THE IMPOSITION OF sanctions by the United States on Carrie Lam, Hong Kong’s chief executive, and ten other current and former officials in the city, is likely more symbolic than substantive. It is rare if not unprecedented, however, for the United States to sanction a head of government. To this Bystander, still spinning from the seemingly daily ratcheting up of US-China tensions by Washington, it feels that they mark the crossing of a threshold, with the China hawks in the US administration having been given free rein and no longer holding back.
The sanctions, imposed under the executive order US President Donald Trump signed in July to punish Beijing for imposing a national security law on Hong Kong, will mean that the eleven will have any property in the US seized and their financial assets frozen. Lam, for one, says she has no assets in the US; this Bystander would hazard that the rest do not either at this point, if they ever did.
The others sanctioned include Hong Kong’s police commissioner, Chris Tang, and his predecessor, Stephen Lo, Justice Secretary Teresa Cheng, Security Secretary John Lee, Xia Baolong, head of the Chinese State Council’s Hong Kong and Macau affairs office and Luo Huining, director of the Hong Kong liaison office.

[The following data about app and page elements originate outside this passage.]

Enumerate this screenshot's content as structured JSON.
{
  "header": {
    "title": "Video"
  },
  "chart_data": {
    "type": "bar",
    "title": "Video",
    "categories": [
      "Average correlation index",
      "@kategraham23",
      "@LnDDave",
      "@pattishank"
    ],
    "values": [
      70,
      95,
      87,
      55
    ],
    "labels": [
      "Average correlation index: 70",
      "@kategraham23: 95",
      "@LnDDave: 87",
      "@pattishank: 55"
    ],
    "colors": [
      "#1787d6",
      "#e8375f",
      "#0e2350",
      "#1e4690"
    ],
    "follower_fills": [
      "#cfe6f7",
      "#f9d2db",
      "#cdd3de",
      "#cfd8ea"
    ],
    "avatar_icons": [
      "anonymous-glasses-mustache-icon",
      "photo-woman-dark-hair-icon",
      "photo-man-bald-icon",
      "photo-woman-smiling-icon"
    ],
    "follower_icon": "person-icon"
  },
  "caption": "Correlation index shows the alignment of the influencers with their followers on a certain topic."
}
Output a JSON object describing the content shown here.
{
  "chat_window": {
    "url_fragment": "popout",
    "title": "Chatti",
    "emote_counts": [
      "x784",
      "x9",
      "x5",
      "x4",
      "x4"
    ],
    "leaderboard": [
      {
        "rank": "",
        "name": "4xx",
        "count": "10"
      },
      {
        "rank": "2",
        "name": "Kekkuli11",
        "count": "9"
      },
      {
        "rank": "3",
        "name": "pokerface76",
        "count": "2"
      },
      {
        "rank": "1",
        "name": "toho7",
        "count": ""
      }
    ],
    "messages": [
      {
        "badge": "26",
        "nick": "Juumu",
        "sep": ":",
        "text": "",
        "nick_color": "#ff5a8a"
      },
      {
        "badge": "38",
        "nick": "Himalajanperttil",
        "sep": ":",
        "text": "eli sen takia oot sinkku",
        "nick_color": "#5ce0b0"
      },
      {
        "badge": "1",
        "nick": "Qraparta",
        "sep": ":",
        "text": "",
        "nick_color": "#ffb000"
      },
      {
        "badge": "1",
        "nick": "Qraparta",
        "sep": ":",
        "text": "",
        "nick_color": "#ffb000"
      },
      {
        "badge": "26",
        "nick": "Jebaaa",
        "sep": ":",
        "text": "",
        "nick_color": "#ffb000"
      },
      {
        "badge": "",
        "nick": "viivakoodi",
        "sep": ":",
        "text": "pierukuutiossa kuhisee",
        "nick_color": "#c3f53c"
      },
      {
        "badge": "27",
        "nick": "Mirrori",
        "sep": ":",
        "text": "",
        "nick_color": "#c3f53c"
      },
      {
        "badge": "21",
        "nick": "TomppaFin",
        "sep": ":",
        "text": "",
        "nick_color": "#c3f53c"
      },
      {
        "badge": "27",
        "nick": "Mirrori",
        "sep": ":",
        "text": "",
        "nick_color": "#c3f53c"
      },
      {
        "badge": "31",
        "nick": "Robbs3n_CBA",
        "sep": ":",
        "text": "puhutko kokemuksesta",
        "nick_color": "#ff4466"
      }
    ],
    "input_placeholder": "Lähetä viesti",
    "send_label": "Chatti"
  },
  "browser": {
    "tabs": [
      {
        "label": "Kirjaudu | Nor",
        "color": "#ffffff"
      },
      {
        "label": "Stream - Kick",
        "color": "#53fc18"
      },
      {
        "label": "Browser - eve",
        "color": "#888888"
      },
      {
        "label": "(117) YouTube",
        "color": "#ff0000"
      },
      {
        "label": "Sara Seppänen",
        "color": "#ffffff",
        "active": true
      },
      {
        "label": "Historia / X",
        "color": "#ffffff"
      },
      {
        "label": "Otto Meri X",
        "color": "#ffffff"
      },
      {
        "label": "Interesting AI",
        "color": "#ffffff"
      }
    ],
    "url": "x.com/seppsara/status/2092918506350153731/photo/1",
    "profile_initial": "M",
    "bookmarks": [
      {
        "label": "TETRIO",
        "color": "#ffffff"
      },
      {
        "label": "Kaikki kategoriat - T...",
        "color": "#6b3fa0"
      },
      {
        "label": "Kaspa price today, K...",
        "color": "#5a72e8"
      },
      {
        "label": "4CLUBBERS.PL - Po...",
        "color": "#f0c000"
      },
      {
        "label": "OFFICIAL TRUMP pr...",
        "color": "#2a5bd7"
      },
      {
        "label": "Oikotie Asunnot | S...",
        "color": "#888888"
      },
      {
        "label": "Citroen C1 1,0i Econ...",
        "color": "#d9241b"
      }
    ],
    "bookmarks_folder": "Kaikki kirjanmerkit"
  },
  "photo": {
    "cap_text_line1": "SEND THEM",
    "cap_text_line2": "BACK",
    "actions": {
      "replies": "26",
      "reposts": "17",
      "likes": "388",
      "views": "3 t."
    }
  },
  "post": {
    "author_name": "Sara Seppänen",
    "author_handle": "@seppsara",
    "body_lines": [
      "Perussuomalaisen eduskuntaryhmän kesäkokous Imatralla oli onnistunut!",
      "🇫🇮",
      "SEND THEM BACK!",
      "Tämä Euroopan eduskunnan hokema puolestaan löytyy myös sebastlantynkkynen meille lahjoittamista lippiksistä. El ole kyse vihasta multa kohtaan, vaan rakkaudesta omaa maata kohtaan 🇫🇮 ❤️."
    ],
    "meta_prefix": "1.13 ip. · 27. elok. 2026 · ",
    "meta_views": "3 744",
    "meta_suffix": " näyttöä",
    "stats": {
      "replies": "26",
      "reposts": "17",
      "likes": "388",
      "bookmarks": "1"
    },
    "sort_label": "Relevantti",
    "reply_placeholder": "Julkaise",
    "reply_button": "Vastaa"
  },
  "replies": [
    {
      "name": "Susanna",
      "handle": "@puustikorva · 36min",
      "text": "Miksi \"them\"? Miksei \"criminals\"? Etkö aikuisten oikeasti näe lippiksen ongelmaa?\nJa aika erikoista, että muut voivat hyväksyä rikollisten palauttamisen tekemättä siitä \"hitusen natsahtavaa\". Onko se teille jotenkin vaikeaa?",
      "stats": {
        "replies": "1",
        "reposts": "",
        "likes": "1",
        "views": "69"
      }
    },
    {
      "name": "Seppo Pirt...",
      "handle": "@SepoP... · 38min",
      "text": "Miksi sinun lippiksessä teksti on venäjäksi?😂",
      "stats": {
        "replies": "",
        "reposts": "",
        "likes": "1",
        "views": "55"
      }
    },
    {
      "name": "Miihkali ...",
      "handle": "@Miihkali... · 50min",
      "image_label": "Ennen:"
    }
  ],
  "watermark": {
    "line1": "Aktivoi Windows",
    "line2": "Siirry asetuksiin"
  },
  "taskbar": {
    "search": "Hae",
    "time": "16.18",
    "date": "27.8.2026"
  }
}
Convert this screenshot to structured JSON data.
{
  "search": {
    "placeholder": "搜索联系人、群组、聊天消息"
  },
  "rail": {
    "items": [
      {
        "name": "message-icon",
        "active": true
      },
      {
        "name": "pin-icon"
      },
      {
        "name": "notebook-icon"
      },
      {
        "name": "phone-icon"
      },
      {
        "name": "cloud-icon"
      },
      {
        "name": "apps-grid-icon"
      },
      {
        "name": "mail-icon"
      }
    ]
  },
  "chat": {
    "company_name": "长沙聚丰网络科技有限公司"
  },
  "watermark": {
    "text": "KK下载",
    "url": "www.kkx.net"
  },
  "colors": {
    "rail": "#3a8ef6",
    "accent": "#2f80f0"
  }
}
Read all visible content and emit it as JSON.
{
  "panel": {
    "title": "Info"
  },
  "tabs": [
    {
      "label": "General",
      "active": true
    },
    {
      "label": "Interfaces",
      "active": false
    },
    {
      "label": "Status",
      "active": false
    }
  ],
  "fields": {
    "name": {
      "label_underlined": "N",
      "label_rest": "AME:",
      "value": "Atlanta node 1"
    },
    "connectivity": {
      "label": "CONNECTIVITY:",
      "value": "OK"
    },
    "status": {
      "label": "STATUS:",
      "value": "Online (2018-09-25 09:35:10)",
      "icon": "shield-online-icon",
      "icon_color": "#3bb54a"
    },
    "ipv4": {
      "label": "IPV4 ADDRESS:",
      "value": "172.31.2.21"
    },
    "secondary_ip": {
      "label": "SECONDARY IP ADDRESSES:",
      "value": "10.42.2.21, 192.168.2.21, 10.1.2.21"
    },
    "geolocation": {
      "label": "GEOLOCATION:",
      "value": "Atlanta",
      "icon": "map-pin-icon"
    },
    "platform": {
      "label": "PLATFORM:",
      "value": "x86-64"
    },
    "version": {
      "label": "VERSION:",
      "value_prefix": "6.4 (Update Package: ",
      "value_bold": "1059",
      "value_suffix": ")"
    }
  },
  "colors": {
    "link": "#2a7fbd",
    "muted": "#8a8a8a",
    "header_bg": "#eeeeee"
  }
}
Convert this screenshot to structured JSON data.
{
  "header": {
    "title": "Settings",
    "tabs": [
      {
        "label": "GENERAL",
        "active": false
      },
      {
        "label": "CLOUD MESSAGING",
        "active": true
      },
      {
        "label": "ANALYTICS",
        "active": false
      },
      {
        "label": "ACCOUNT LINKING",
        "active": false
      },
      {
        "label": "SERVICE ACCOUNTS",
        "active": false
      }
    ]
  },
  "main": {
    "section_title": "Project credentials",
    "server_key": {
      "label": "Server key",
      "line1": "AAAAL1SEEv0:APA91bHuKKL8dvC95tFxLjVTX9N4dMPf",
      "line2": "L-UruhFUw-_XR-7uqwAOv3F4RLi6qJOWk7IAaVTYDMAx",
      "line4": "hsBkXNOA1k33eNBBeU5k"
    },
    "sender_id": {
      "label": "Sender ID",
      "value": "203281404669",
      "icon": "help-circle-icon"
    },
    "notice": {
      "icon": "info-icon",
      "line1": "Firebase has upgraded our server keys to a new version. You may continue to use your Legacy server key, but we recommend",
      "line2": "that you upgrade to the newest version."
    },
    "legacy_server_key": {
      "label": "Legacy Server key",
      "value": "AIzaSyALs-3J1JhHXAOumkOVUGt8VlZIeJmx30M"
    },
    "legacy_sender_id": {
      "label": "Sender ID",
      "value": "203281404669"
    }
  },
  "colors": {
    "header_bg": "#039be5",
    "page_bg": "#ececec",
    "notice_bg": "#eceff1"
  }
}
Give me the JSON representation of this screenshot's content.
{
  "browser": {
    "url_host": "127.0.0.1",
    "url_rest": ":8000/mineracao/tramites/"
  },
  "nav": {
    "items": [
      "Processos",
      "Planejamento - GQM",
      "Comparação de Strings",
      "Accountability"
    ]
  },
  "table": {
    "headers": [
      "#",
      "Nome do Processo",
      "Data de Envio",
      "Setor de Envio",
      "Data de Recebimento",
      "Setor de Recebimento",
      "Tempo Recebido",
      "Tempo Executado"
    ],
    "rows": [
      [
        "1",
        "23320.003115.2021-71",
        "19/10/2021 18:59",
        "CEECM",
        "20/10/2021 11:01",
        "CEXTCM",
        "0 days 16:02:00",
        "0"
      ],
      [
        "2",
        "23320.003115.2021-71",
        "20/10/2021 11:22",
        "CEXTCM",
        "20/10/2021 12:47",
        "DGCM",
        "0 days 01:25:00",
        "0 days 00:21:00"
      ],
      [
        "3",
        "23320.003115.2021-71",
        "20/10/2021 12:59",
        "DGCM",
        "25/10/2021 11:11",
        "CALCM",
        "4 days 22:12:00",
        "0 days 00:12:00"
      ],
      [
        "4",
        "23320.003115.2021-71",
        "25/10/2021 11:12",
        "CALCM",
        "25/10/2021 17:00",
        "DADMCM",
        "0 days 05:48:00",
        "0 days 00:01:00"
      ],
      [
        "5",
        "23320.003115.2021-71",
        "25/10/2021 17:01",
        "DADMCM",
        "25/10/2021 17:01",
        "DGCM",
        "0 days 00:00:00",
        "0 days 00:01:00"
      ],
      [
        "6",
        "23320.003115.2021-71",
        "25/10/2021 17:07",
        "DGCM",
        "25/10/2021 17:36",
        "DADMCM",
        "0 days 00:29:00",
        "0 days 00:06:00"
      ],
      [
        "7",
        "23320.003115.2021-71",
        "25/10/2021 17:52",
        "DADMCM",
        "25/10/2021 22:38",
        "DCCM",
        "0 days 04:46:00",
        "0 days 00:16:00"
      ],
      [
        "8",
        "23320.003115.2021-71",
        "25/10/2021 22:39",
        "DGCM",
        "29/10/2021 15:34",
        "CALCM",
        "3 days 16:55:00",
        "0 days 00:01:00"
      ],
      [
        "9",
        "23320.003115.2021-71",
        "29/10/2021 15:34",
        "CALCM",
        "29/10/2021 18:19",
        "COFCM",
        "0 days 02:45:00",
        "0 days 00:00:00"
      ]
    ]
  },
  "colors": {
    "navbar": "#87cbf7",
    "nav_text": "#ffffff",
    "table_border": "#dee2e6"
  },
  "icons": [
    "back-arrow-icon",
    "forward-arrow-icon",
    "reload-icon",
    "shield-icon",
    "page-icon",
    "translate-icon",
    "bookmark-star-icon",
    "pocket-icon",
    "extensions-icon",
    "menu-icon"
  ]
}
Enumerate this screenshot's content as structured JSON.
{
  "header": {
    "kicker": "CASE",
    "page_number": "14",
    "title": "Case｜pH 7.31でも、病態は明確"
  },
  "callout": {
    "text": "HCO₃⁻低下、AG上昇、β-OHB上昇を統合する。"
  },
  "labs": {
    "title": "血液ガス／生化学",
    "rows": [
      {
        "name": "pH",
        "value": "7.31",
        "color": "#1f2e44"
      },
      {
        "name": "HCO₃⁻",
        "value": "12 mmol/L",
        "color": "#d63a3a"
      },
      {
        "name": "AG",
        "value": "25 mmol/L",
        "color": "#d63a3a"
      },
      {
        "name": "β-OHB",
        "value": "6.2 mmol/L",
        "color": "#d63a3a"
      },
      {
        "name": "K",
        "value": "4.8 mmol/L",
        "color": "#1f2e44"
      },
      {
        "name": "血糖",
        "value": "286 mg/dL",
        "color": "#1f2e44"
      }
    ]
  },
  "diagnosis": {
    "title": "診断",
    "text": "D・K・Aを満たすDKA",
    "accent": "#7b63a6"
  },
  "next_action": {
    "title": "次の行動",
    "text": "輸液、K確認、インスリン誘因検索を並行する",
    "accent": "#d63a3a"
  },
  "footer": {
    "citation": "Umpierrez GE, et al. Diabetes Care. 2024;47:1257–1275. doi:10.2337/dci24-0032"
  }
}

The sanctions announcement followed hard on the US president ordering US firms to stop doing business with WeChat, the messaging app owned by Tencent, and with the ByteDance-owned video-sharing app, TikTok. The twin executive orders are stayed until September 20, five days after the deadline that the White House has given to Microsoft to conclude an agreement to acquire TikTok’s operations in the United States, Australia and New Zealand.
Decoupling TikTok is in the vanguard of the United States’ ‘Clean Network’ initiative to drive Chinese owned apps and components out of US businesses and those of US allies. It was conceived to thwart Chinese telecoms companies Huawei Technology and ZTE in 5G markets. Announcing the initiative’s expansion earlier this week, US Secretary of State Mike Pompeo, one of the administration’s most hostile China hard-liners, said:
The Clean Network program is the Trump Administration’s comprehensive approach to guarding our citizens’ privacy and our companies’ most sensitive information from aggressive intrusions by malign actors, such as the Chinese Communist Party.
On another front, the Trump administration also announced recommendations that would lead to the long-threatened delisting of Chinese companies from US stock exchanges unless Beijing allows US regulators adequate access to their audited accounts.
Meanwhile, the imminent arrival in Taipei of US health secretary Alex Azar, the highest-level US cabinet official to visit since Washington cut ties with Taipei more than 40 years ago, may prove the most incendiary of Washington’s recent provocations.
That may finally test Beijing’s patience. So far, its public response has been firm but measured, as it has been to each successive provocation from Washington. Wolf diplomacy has been held back. Yang Jiechi, the Politburo member who is the Party’s leading foreign policy strategist, gave an olive-branch speech on US-China relations on Friday, following on speeches and interviews given by Foreign Minister Wang Yi in the same vein. Large-scale purchases of US agricultural produce have also been made to keep the US-China Phase One Trade Agreement alive, with the first round of high-level progress-monitoring talks still possible.
One interpretation of the intensifying of the US administration’s actions is that the president believes continuing to pile pressure on China will be a winning tactic in the run-up to the November election in which he is trailing Democratic candidate Joe Biden in the polls. Another is that the China hawks in the White House, fearful that Trump will not be re-elected in November, are putting in place a web of containment measures that will carry over into the new administration, embedding a de facto ‘cold war’.
Strong anti-China policies would resonate with voters in the United States, where unfavourable views of China have climbed rapidly among both parties over the past year, according to the latest survey by the Pew Research Center published at the end of last month. Eighty-three per cent of Republicans and 68% of Democrats said they had an unfavourable view of China, record highs for both groups. However, only one-third of Democrats say that it is more important to get tougher with China than to build a stronger relationship with it, against two-thirds of Republicans. At 38%, Republicans are also twice as likely as Democrats to describe China as ‘an enemy’.
Beijing’s strategy of taking it on the chin until November in the hope of a change of administration in the US makes sense in that light, as do US intelligence reports that Chinese disinformation campaigns are being deployed in the Biden cause. If it could ever be done, it would make for a fascinating case study to see how they negated Russian disinformation the intelligence reports say is being used to promote a Trump re-election.